## TASK ITEM
Pictures are not part of the copy; reproduce the remaining data exactly.

Collected data:
- - - -

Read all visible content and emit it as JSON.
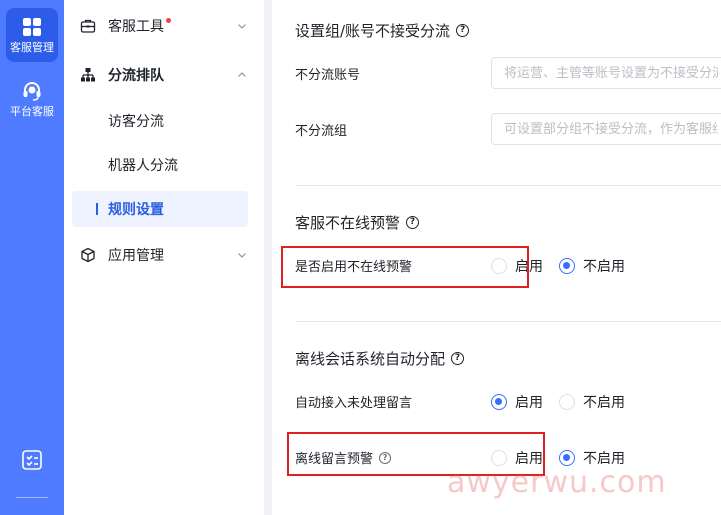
{
  "rail": {
    "items": [
      {
        "label": "客服管理",
        "icon": "apps-grid-icon",
        "active": true
      },
      {
        "label": "平台客服",
        "icon": "headset-icon",
        "active": false
      }
    ],
    "bottom_icon": "checklist-icon"
  },
  "subnav": {
    "groups": [
      {
        "label": "客服工具",
        "icon": "briefcase-icon",
        "expanded": false,
        "has_dot": true
      },
      {
        "label": "分流排队",
        "icon": "hierarchy-icon",
        "expanded": true
      },
      {
        "label": "应用管理",
        "icon": "cube-icon",
        "expanded": false
      }
    ],
    "sub_items": [
      {
        "label": "访客分流"
      },
      {
        "label": "机器人分流"
      },
      {
        "label": "规则设置",
        "active": true
      }
    ]
  },
  "main": {
    "section1": {
      "title": "设置组/账号不接受分流",
      "rows": [
        {
          "label": "不分流账号",
          "placeholder": "将运营、主管等账号设置为不接受分流"
        },
        {
          "label": "不分流组",
          "placeholder": "可设置部分组不接受分流，作为客服组"
        }
      ]
    },
    "section2": {
      "title": "客服不在线预警",
      "row": {
        "label": "是否启用不在线预警",
        "options": [
          "启用",
          "不启用"
        ],
        "selected": "不启用"
      }
    },
    "section3": {
      "title": "离线会话系统自动分配",
      "rows": [
        {
          "label": "自动接入未处理留言",
          "options": [
            "启用",
            "不启用"
          ],
          "selected": "启用"
        },
        {
          "label": "离线留言预警",
          "options": [
            "启用",
            "不启用"
          ],
          "selected": "不启用"
        }
      ]
    }
  },
  "watermark": "awyerwu.com",
  "colors": {
    "rail": "#4e7bff",
    "accent": "#3370ff",
    "highlight": "#e02020"
  }
}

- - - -

## OUTPUT
Read all visible content and emit it as JSON.
{
  "rail": {
    "items": [
      {
        "label": "客服管理",
        "icon": "apps-grid-icon",
        "active": true
      },
      {
        "label": "平台客服",
        "icon": "headset-icon",
        "active": false
      }
    ],
    "bottom_icon": "checklist-icon"
  },
  "subnav": {
    "groups": [
      {
        "label": "客服工具",
        "icon": "briefcase-icon",
        "expanded": false,
        "has_dot": true
      },
      {
        "label": "分流排队",
        "icon": "hierarchy-icon",
        "expanded": true
      },
      {
        "label": "应用管理",
        "icon": "cube-icon",
        "expanded": false
      }
    ],
    "sub_items": [
      {
        "label": "访客分流"
      },
      {
        "label": "机器人分流"
      },
      {
        "label": "规则设置",
        "active": true
      }
    ]
  },
  "main": {
    "section1": {
      "title": "设置组/账号不接受分流",
      "rows": [
        {
          "label": "不分流账号",
          "placeholder": "将运营、主管等账号设置为不接受分流"
        },
        {
          "label": "不分流组",
          "placeholder": "可设置部分组不接受分流，作为客服组"
        }
      ]
    },
    "section2": {
      "title": "客服不在线预警",
      "row": {
        "label": "是否启用不在线预警",
        "options": [
          "启用",
          "不启用"
        ],
        "selected": "不启用"
      }
    },
    "section3": {
      "title": "离线会话系统自动分配",
      "rows": [
        {
          "label": "自动接入未处理留言",
          "options": [
            "启用",
            "不启用"
          ],
          "selected": "启用"
        },
        {
          "label": "离线留言预警",
          "options": [
            "启用",
            "不启用"
          ],
          "selected": "不启用"
        }
      ]
    }
  },
  "watermark": "awyerwu.com",
  "colors": {
    "rail": "#4e7bff",
    "accent": "#3370ff",
    "highlight": "#e02020"
  }
}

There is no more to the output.